(Dataset rows describing interfaces)
►
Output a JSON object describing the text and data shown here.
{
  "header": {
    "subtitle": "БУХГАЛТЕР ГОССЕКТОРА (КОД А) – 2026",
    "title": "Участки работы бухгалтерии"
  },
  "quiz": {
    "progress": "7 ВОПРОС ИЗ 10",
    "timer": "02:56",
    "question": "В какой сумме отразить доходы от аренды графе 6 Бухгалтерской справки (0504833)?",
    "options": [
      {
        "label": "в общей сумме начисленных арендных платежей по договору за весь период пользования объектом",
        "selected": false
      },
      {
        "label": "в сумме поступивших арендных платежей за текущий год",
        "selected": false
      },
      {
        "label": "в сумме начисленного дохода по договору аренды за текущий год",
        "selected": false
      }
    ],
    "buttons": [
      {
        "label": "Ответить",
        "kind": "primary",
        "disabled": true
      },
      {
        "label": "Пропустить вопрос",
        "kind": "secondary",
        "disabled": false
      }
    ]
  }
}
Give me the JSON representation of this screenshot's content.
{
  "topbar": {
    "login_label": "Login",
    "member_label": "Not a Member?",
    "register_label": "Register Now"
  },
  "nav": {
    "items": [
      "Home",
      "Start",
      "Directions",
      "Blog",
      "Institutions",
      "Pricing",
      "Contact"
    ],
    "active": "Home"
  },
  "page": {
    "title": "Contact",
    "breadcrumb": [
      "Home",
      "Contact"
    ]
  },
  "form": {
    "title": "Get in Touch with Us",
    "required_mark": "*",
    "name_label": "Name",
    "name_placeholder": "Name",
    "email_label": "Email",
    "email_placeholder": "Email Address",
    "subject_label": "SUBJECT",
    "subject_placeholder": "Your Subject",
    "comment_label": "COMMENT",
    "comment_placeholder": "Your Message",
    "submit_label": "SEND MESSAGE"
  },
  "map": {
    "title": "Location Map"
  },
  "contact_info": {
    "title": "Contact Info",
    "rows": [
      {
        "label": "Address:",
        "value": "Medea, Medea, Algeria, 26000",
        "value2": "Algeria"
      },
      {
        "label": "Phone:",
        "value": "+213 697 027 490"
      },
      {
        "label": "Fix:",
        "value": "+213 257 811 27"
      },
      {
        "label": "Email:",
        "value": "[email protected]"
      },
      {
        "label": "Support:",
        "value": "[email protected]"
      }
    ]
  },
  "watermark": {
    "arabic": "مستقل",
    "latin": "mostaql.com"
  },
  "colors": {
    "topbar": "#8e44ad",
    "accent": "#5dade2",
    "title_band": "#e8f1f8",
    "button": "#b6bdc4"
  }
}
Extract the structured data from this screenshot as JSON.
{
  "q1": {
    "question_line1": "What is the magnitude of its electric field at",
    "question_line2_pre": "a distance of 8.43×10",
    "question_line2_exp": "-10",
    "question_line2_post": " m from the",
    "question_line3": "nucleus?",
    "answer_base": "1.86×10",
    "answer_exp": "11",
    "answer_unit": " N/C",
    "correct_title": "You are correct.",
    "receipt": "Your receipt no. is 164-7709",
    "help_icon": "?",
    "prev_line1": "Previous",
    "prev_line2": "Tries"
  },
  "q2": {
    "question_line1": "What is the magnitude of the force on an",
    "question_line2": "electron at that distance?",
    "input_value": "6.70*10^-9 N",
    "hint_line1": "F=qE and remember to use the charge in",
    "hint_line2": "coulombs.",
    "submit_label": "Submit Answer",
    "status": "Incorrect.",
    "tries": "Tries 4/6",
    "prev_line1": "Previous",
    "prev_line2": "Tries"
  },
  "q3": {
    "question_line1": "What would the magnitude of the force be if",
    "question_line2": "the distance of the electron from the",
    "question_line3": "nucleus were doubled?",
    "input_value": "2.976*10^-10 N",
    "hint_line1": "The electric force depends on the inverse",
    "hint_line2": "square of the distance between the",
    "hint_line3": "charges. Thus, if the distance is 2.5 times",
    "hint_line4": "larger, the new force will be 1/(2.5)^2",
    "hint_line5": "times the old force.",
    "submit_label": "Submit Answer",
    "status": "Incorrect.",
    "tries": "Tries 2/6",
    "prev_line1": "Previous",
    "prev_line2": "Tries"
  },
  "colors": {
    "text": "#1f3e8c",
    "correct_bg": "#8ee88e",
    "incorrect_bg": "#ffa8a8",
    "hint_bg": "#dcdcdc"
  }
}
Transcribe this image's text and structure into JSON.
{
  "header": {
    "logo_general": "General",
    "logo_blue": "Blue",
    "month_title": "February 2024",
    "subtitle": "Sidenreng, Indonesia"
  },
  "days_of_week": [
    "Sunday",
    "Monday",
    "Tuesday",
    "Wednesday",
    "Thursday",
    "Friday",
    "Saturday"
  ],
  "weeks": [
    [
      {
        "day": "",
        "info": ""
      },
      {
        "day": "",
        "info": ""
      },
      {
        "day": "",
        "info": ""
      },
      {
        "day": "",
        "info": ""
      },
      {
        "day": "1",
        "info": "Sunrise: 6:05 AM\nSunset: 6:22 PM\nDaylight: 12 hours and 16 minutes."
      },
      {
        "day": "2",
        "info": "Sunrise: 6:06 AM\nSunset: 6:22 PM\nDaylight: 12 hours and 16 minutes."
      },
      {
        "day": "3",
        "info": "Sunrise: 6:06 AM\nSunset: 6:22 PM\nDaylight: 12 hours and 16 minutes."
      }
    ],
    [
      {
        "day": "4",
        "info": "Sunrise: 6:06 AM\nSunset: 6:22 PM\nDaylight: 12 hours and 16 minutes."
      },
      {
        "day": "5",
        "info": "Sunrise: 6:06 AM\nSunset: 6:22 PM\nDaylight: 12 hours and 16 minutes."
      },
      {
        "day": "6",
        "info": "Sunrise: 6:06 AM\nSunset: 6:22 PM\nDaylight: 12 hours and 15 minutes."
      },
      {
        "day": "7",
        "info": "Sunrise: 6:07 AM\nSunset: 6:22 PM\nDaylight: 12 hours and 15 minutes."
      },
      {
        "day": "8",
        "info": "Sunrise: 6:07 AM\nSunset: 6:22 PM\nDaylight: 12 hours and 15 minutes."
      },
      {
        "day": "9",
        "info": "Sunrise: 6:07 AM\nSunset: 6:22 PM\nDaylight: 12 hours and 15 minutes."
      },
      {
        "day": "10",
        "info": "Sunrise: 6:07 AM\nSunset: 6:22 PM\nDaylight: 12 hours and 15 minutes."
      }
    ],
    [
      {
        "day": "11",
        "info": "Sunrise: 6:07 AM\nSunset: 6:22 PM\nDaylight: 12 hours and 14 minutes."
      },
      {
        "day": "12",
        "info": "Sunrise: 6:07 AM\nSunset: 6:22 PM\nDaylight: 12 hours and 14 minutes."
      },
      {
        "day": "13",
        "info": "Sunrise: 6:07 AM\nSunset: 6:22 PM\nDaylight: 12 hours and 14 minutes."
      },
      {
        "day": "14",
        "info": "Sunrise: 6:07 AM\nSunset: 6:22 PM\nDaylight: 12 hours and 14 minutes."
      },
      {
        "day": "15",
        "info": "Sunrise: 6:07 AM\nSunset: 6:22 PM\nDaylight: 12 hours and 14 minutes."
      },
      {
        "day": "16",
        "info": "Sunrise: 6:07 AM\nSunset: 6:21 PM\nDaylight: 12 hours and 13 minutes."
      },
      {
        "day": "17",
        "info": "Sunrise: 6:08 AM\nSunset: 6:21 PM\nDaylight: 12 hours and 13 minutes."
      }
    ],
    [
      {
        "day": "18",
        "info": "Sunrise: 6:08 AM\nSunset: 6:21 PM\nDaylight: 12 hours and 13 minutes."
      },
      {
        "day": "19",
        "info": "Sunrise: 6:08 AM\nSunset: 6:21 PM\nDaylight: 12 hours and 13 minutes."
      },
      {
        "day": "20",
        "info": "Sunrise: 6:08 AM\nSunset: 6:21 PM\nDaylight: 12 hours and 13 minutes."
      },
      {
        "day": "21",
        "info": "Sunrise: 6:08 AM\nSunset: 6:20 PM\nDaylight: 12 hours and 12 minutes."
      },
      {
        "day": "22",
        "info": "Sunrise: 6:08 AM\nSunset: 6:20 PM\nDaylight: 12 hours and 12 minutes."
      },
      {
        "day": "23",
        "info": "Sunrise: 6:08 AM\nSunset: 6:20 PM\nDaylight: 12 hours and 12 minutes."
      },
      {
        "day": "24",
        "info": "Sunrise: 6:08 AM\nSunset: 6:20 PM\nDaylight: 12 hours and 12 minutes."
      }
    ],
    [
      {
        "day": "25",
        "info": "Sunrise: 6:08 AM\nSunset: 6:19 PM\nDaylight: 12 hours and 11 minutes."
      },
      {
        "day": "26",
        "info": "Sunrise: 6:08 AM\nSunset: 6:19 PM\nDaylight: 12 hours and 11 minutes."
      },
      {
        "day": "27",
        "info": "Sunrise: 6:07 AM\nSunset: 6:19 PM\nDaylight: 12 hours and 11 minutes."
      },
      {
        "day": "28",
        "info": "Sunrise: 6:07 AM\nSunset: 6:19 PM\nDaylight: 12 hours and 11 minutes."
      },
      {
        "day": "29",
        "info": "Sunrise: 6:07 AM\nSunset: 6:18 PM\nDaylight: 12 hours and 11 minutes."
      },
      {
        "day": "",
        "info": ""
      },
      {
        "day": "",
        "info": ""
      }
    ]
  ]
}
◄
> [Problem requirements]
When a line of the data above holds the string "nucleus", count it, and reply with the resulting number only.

> [Output below]
2